The head of Statistics Canada says it would be costly and difficult to collect monthly labour statistics on First Nations reserves – but that it's "entirely possible" to collect the data on an annual basis, provided there's government will and enough funding.
Canada does not collect monthly statistics on First Nations reserves as part of its labour force survey, an omission Statscan says is largely due to high costs of gathering data from remote areas. This means about half of the country's First Nations population does not show up in the data, making it difficult to determine jobless rates or the effectiveness of various government programs.
That statistical gap is unlikely to change any time soon. The country's labour force survey is intended to give a "quick, accurate and timely measure" of job market conditions – while gathered at an affordable price, said Wayne Smith, chief statistician of Statistics Canada in a Feb. 23 interview in Ottawa.
It would prove difficult to sample all reserves on a monthly basis, he said.
"You cannot modify the labour force survey to generate estimates for all reserves in Canada, monthly," Mr. Smith said. The task is too huge, the costs are too large and the complications are too enormous for us to be able to do that."
For now, labour market data on one of Canada's fastest-growing populations (with one of the highest rates of joblessness) comes only every five years, in what used to be the long-form census and is now called the national household survey. Some experts say that information is unreliable because the NHS is a voluntary survey.
But Mr. Smith said the agency's canvassers visited every household on reserves for the NHS in 2011 in which it was granted permission or was able to due to weather conditions, rather than conducting a sample, making it a "a very comprehensive view of labour market conditions on reserve." It also sent in-person canvassers to Inuit communities. In the 2011 survey, 36 First Nations reserves and settlements didn't participate or were incompletely enumerated, compared with 22 in the 2006 census.
The jobless rate for the working-age on-reserve status Indian population, at 22 per cent, was nearly quadruple the rate for other Canadians, the NHS showed.
If once every five years isn't enough, however, Mr. Smith said it is "entirely possible" to collect information on a more frequent basis. It's just a question of funding – and whether any government department deems this a priority.
"It comes down to the people who are trying to address this need to make a recommendation that this survey should be done more frequently than just the time of the census. And that being the case, then it's possible. But Statscan couldn't undertake a survey that large with its existing resources," he said.
"Really, it's the people who – the policy-makers and the decision makers who need the data – if they really believe they need it on a more frequent basis than provided from the census, they need to articulate that, win the support of the government and we need the access to the resources necessary to do it. It's entirely doable. And I'm not diminishing the importance of the problem … if I could solve it with a minor investment of my own, I would, but going to a monthly basis, we're talking in the $10-million range, plus. It might make more sense to go quarterly or annually."

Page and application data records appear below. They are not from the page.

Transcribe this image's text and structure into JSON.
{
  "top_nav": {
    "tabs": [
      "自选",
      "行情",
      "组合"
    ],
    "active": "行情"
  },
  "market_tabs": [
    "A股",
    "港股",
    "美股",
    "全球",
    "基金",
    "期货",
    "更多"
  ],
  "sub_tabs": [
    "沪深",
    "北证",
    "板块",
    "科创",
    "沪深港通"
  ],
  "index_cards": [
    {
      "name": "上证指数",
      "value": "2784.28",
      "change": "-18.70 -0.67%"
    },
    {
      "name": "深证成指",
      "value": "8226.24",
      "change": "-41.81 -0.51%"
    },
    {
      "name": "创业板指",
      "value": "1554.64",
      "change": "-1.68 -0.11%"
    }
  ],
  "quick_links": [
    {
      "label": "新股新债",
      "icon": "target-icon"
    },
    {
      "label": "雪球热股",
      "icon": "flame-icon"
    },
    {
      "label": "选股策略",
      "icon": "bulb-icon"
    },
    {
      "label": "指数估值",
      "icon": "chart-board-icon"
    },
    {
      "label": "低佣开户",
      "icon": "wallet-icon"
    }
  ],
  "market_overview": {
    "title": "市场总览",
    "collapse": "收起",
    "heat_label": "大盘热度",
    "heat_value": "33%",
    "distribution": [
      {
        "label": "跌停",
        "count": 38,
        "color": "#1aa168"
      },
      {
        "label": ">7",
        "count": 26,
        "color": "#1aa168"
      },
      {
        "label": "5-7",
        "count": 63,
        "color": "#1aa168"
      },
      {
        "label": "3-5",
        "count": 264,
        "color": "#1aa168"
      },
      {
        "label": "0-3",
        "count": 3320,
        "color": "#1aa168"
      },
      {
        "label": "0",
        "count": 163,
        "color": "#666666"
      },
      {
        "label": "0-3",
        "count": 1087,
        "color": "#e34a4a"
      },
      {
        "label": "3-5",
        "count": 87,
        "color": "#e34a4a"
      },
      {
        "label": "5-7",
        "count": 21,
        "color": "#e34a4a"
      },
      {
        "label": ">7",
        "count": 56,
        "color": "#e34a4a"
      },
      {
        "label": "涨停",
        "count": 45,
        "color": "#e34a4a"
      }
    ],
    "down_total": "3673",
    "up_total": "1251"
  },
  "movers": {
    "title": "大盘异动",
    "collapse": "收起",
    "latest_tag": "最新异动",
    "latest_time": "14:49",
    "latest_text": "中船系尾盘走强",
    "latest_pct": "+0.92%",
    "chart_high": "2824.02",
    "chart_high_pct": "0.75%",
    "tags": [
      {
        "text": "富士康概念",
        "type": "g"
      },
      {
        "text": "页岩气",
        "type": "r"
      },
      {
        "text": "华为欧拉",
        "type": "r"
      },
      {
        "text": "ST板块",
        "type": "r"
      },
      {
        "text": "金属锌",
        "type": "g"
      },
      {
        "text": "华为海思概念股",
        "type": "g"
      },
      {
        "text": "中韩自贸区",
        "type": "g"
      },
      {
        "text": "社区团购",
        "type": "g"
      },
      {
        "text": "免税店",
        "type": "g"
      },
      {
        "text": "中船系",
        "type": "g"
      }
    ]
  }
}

Better labour market information about Aboriginal people, particularly on reserves, is "particularly important," and should be a high priority, noted a 2009 federal labour market panel chaired by economist Don Drummond. It urged Statscan to develop a plan, backed by the federal government, to carry out the labour force survey on reserves.
Kelly Lendsay, president and CEO of the Aboriginal Human Resource Council, said more accurate, current and comparable labour market data on reserves would help plan skills training and educational priorities, and better calculate long-term employment projections. He would like to see this data produced at least every two years.
"Given the speed of change in labour markets, in skills training and technological change, there is a need for more and better information."
A lack of data makes it more difficult to assess the effectiveness of government programs such as job retraining or skills development on reserves. It also means these communities aren't included in regional unemployment numbers. Seemingly low regional jobless rates have allowed some employers to bring in temporary foreign workers despite operating in or near areas of high First Nations joblessness.